And to watch the treetops, as they sway.
They sway, deeply and loudly, in an effort,
So much less than feeling, so much less than speech,
Saying and saying, the way things say
On the level of that which is not yet knowledge:
A revelation not yet intended.
It is like a critic of God, the world
And human nature, pensively seated
On the waste throne of his own wilderness.
Deeplier, deeplier, loudlier, loudlier,
The trees are swaying, swaying, swaying.”
– Wallace Stevens, The Region November
THIRTEEN WAYS OF LOOKING AT A BLACKBIRD by: Wallace Stevens
I Among twenty snowy mountains,
The only moving thing
Was the eye of the black bird.
II I was of three minds,
Like a tree
In which there are three blackbirds.
III The blackbird whirled in the autumn winds.
It was a small part of the pantomime.
IV A man and a woman
A man and a woman and a blackbird
V I do not know which to prefer,
The beauty of inflections
Or the beauty of innuendoes,
The blackbird whistling
Or just after.

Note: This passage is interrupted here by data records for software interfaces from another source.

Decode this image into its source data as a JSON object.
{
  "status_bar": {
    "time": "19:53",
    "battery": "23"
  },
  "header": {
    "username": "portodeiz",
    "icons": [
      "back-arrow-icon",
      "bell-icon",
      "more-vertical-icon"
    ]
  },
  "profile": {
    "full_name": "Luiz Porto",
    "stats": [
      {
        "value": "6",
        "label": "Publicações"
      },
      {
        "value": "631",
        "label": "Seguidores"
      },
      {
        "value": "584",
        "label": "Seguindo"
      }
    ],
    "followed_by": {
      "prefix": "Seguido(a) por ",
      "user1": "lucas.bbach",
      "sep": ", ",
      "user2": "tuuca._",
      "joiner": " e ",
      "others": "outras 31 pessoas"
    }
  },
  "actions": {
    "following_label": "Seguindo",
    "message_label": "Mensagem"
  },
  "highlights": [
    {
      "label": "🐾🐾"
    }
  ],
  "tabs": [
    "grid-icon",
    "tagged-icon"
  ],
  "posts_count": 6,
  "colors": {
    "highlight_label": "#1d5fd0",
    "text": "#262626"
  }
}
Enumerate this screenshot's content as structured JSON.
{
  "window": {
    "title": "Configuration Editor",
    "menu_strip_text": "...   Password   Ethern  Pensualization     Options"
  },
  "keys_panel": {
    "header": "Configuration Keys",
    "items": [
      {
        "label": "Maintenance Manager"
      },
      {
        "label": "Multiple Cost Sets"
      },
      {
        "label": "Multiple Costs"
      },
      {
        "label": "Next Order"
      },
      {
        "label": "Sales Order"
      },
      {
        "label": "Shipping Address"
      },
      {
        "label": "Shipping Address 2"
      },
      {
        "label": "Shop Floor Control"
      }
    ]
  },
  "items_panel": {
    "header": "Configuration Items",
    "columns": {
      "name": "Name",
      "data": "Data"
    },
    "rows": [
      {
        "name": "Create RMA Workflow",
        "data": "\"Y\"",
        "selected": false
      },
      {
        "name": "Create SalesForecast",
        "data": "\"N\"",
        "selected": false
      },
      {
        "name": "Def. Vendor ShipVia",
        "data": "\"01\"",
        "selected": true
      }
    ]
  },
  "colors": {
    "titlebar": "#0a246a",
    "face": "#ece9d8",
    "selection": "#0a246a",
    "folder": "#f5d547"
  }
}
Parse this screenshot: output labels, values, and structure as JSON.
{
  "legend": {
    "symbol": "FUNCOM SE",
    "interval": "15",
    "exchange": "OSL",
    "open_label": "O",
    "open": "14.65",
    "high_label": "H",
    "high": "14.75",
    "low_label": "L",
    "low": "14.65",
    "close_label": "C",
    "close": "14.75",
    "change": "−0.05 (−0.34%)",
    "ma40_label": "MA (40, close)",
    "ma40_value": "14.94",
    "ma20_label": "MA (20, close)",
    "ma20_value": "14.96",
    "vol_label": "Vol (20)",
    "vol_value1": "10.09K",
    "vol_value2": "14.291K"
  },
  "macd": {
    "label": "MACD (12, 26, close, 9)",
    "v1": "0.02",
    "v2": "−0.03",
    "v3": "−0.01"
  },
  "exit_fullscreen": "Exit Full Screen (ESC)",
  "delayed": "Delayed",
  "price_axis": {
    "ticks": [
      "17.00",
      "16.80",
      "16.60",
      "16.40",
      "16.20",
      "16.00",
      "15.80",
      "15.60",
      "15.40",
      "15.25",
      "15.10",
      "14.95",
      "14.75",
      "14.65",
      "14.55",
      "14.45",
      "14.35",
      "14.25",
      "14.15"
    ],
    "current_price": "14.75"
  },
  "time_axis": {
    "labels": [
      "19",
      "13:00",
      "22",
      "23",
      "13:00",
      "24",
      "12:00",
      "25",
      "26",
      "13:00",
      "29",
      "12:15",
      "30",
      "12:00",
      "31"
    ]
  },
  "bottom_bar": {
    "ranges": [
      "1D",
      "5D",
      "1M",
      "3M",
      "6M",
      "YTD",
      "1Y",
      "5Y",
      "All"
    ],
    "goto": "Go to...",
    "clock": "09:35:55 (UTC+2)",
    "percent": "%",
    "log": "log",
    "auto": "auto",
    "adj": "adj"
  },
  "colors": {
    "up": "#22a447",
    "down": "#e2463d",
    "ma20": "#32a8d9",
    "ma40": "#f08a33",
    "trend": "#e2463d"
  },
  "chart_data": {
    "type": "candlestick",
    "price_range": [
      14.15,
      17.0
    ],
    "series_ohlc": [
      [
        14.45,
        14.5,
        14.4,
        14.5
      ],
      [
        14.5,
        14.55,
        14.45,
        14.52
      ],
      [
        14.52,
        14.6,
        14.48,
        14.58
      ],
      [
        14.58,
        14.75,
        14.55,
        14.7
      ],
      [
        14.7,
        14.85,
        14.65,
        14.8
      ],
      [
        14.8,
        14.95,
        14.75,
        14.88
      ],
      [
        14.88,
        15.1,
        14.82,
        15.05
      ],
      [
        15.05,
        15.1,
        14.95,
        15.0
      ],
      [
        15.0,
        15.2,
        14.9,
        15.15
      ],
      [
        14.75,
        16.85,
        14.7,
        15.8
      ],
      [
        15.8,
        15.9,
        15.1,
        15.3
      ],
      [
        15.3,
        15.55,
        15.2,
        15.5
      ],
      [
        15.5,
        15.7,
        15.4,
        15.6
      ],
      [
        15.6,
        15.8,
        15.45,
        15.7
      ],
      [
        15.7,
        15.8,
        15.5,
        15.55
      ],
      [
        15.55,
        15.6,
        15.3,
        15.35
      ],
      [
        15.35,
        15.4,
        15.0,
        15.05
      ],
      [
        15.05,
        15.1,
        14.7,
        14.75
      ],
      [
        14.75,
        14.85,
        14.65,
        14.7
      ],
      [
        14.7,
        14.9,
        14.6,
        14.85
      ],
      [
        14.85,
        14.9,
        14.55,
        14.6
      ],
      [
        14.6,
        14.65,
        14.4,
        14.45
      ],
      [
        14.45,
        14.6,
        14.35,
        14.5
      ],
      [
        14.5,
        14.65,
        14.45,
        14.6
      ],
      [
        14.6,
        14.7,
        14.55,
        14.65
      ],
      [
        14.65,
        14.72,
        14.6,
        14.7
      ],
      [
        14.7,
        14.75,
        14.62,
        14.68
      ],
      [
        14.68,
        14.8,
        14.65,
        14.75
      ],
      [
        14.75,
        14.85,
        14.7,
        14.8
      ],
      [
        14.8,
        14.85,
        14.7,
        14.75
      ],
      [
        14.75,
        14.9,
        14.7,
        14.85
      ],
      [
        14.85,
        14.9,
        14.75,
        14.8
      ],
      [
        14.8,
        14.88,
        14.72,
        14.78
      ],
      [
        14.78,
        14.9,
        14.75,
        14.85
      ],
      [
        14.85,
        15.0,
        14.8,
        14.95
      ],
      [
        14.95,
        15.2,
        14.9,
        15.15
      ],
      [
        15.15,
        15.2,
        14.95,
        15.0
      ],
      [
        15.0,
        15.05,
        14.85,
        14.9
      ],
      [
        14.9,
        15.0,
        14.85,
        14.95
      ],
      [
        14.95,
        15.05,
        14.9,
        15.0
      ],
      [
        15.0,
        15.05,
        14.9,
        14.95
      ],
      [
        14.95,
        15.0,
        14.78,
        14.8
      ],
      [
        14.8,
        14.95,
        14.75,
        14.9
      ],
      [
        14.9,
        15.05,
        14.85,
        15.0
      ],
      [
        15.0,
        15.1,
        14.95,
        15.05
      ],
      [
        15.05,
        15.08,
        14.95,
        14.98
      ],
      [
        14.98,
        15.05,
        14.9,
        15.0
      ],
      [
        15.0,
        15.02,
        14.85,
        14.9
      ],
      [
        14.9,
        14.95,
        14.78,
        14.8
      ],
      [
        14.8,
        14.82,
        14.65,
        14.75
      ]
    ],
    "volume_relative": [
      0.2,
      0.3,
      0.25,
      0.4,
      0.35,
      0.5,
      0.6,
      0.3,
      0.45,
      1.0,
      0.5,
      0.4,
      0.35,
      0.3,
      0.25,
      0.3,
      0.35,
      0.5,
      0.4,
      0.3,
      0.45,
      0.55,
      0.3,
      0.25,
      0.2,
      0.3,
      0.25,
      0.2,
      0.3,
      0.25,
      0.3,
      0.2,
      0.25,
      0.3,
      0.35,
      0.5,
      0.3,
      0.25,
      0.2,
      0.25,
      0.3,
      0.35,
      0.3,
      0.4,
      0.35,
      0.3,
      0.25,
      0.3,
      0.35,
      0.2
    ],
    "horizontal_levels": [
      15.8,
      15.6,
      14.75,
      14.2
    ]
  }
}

VI Icicles filled the long window
With barbaric glass.
The shadow of the blackbird
Crossed it, to and fro.
Traced in the shadow
An indecipherable cause.
VII O thin men of Haddam,
Why do you imagine golden birds?
Do you not see how the blackbird
Walks around the feet
Of the women about you?
VIII I know noble accents
And lucid, inescapable rhythms;
But I know, too,
That the blackbird is involved
In what I know.
IX When the blackbird flew out of sight,
It marked the edge
Of one of many circles.
X At the sight of blackbirds
Flying in a green light,
Even the bawds of euphony
Would cry out sharply.
XI He rode over Connecticut
In a glass coach.
Once, a fear pierced him,
In that he mistook
The shadow of his equipage
XII The river is moving.
The blackbird must be flying.
XIII It was evening all afternoon.
It was snowing
And it was going to snow.
The blackbird sat
In the cedar-limbs.